New York's ban on menthol-flavored vaping products temporarily on hold
The New York State Health Department has decided to put off a ban on menthol-flavored nicotine vaping products until a court case challenging an earlier ban on other flavored e-cigarettes is resolved.
Gov. Andrew Cuomo in late September asked his health commissioner, Dr. Howard Zucker, to convene an emergency meeting of the state’s public health council to enact the ban.
The request came 10 days after the council voted to ban all other flavored e-cigarettes. Cuomo has said the flavored e-cigarettes are contributing to a steep rise in teen vaping.
“The flavored products are highly attractive to young people. Names like bubble gum, cotton candy, Captain Crunch," Cuomo said on Sept. 15. “These are obviously targeted to young people and highly effective at targeting young people.”
But the ban on flavored e-cigarettes was halted on Oct. 3 when an appeals court issued a temporary restraining order.
Now, a spokesperson for the health department, Jill Montag, confirms that the meeting to ban menthol-flavored vaping products has been put on hold while the court case plays out.
Owners of vape shops around New York had been preparing to stop selling flavored nicotine vaping products as of last Friday. Mike Kruger is the owner of two vaping shops in the Schenectady area. He said he ran out of some of his most popular flavored products in the run-up to the ban, and has reordered them while he waits to see what happens in court.
“It put customers in a panic,” Kruger said.
Kruger and other members of the New York State Vapor Association say their products have helped many smokers of tobacco cigarettes to successfully quit their habit.

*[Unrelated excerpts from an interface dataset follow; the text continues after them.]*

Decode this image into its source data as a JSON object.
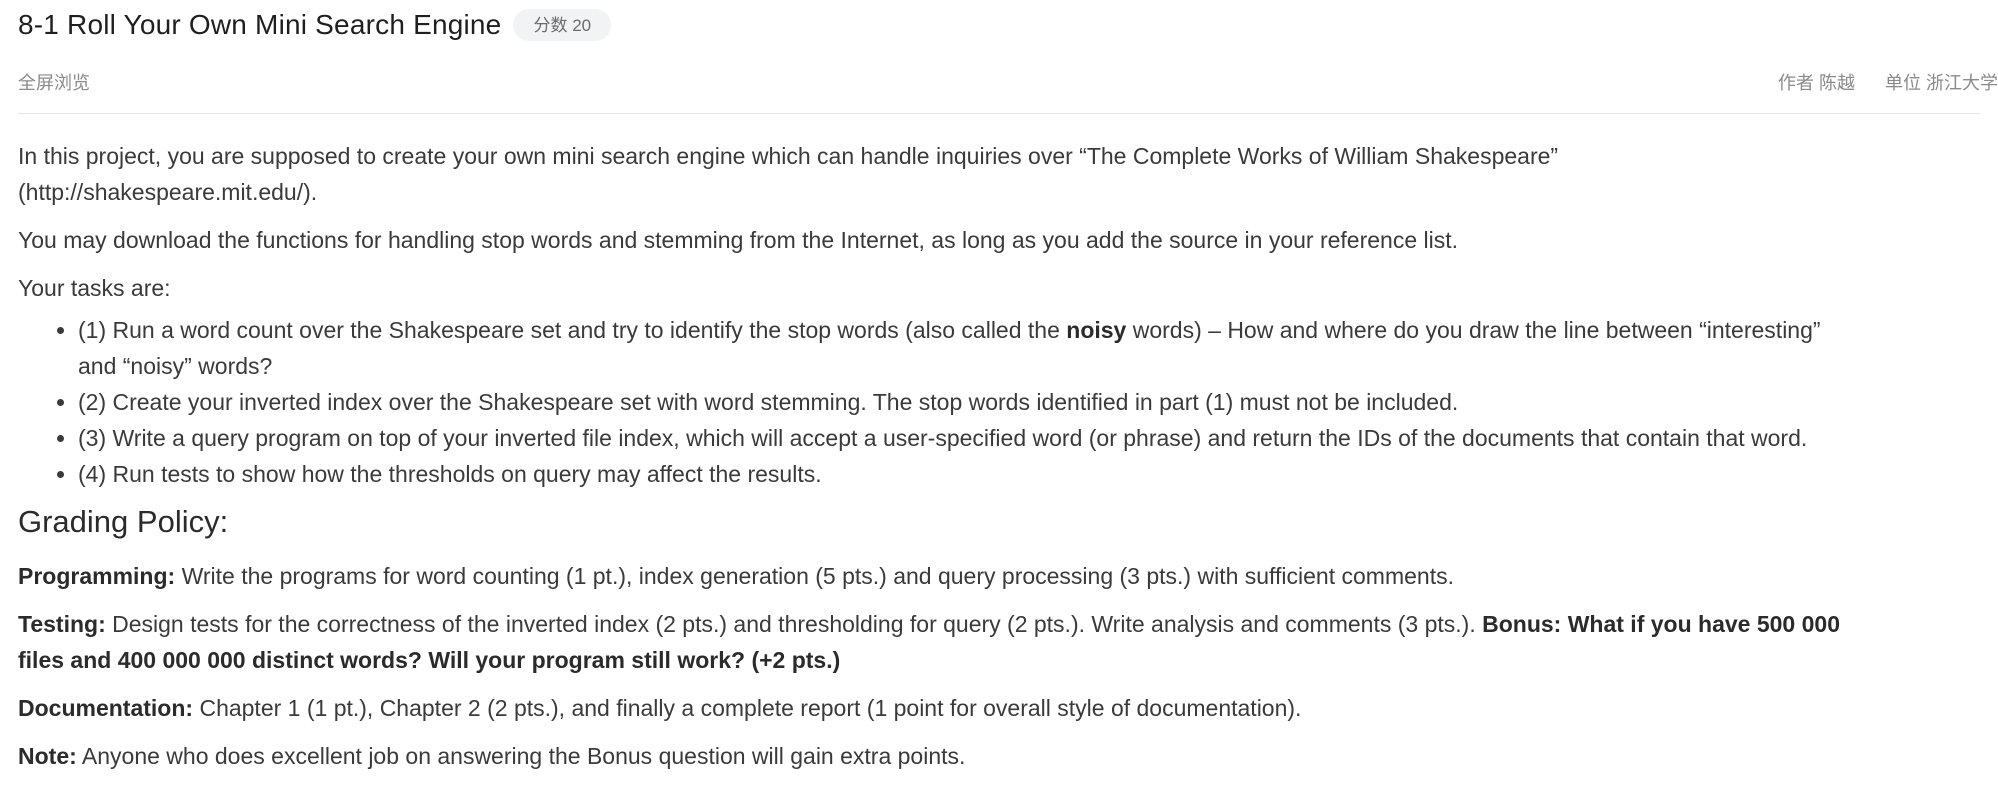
{
  "header": {
    "title": "8-1 Roll Your Own Mini Search Engine",
    "score_badge": "分数 20"
  },
  "subheader": {
    "fullscreen": "全屏浏览",
    "author": "作者 陈越",
    "unit": "单位 浙江大学"
  },
  "content": {
    "intro_p1_line1": "In this project, you are supposed to create your own mini search engine which can handle inquiries over “The Complete Works of William Shakespeare”",
    "intro_p1_line2": "(http://shakespeare.mit.edu/).",
    "intro_p2": "You may download the functions for handling stop words and stemming from the Internet, as long as you add the source in your reference list.",
    "tasks_label": "Your tasks are:",
    "tasks": [
      {
        "pre": "(1) Run a word count over the Shakespeare set and try to identify the stop words (also called the ",
        "bold": "noisy",
        "post": " words) – How and where do you draw the line between “interesting”",
        "line2": "and “noisy” words?"
      },
      {
        "text": "(2) Create your inverted index over the Shakespeare set with word stemming. The stop words identified in part (1) must not be included."
      },
      {
        "text": "(3) Write a query program on top of your inverted file index, which will accept a user-specified word (or phrase) and return the IDs of the documents that contain that word."
      },
      {
        "text": "(4) Run tests to show how the thresholds on query may affect the results."
      }
    ],
    "grading_title": "Grading Policy:",
    "programming": {
      "label": "Programming:",
      "text": " Write the programs for word counting (1 pt.), index generation (5 pts.) and query processing (3 pts.) with sufficient comments."
    },
    "testing": {
      "label": "Testing:",
      "text": " Design tests for the correctness of the inverted index (2 pts.) and thresholding for query (2 pts.).  Write analysis and comments (3 pts.).  ",
      "bonus_line1": "Bonus: What if you have 500 000",
      "bonus_line2": "files and 400 000 000 distinct words?  Will your program still work? (+2 pts.)"
    },
    "documentation": {
      "label": "Documentation:",
      "text": " Chapter 1 (1 pt.), Chapter 2 (2 pts.), and finally a complete report (1 point for overall style of documentation)."
    },
    "note": {
      "label": "Note:",
      "text": " Anyone who does excellent job on answering the Bonus question will gain extra points."
    }
  }
}
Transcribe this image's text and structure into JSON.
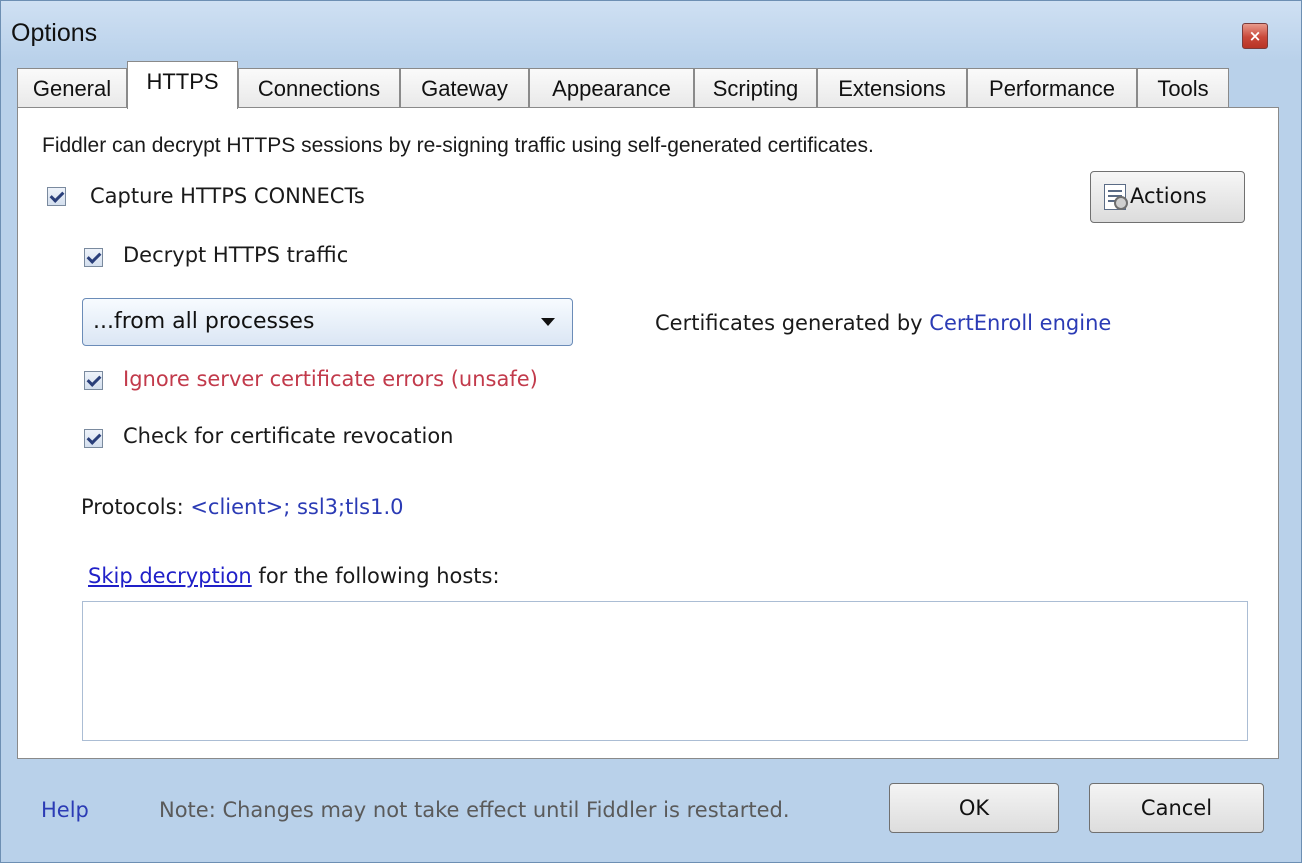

Kruger said members of the association are also concerned about the increase in teen vaping. They back measures that stop short of a ban but include restricting the nicotine levels in flavored e-cigarettes to very low levels. They also support installing digital locks on vaping products that can only be opened with an ID proving that the user is of legal age.
The health department’s bans on the nicotine products come at the same time a mysterious lung ailment related to vaping has sickened over 1,000 people nationwide, and killed 18 people.
The ailment has been linked to black-market cannabis products that use vitamin E oil as a filler. So far, nicotine products have not been implicated, though some with the illness have said that they only vaped products containing nicotine and never used cannabis.
Arguments in the court case challenging the nicotine vaping bans will be heard on Oct. 18. Kruger said his side has a good chance of winning.
“I think we have a pretty strong case,” Kruger said.
But Zucker, in a statement, disagrees. He said health officials won’t be deterred from “using every tool at our disposal” to reduce the rate of teen vaping and fight what he said is a “public health emergency.”
It seems the public is on the side of the health department. A poll conducted by Siena College finds 61% of New Yorkers support the ban, and 78% believe that vaping is a serious public health problem.